Work request
Your answer should be every line of the records that contains the word "types", copied as it stands.
Content starts
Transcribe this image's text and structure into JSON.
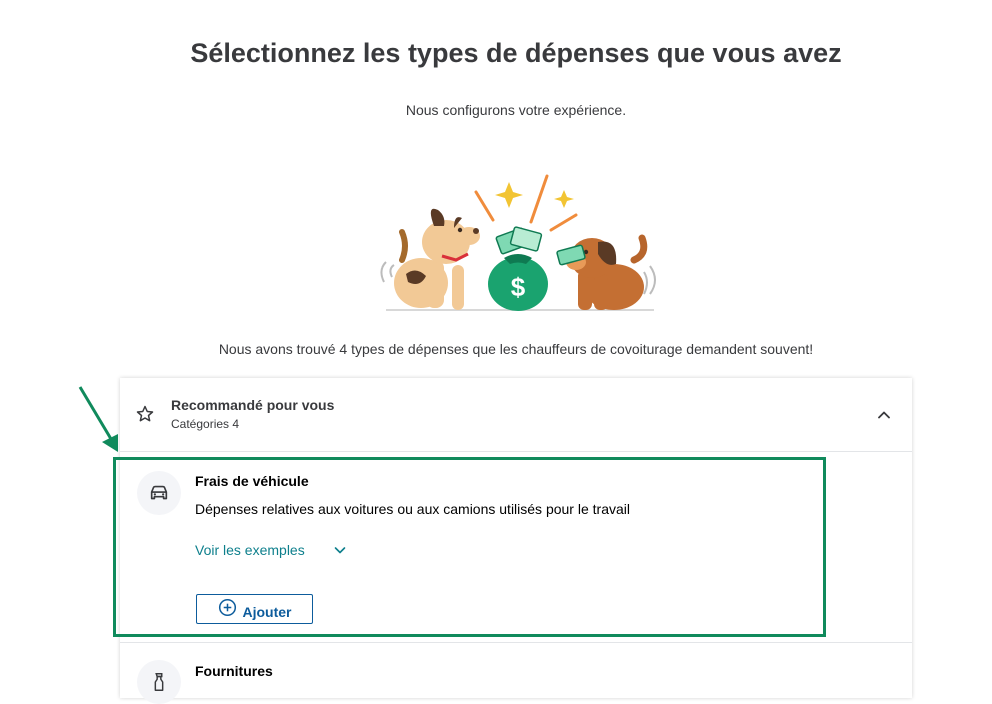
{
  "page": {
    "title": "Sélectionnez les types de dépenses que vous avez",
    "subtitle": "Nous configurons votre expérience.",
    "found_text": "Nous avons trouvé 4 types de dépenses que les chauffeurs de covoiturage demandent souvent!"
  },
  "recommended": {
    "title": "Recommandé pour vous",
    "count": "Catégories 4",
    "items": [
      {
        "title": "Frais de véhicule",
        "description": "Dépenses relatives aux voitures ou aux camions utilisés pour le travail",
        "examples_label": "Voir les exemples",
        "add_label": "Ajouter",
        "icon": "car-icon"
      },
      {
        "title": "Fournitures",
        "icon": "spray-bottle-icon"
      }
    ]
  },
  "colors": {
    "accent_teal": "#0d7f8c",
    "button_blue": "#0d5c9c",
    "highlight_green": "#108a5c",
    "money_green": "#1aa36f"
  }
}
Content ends
Solution for this exercise
    "title": "Sélectionnez les types de dépenses que vous avez",
    "found_text": "Nous avons trouvé 4 types de dépenses que les chauffeurs de covoiturage demandent souvent!"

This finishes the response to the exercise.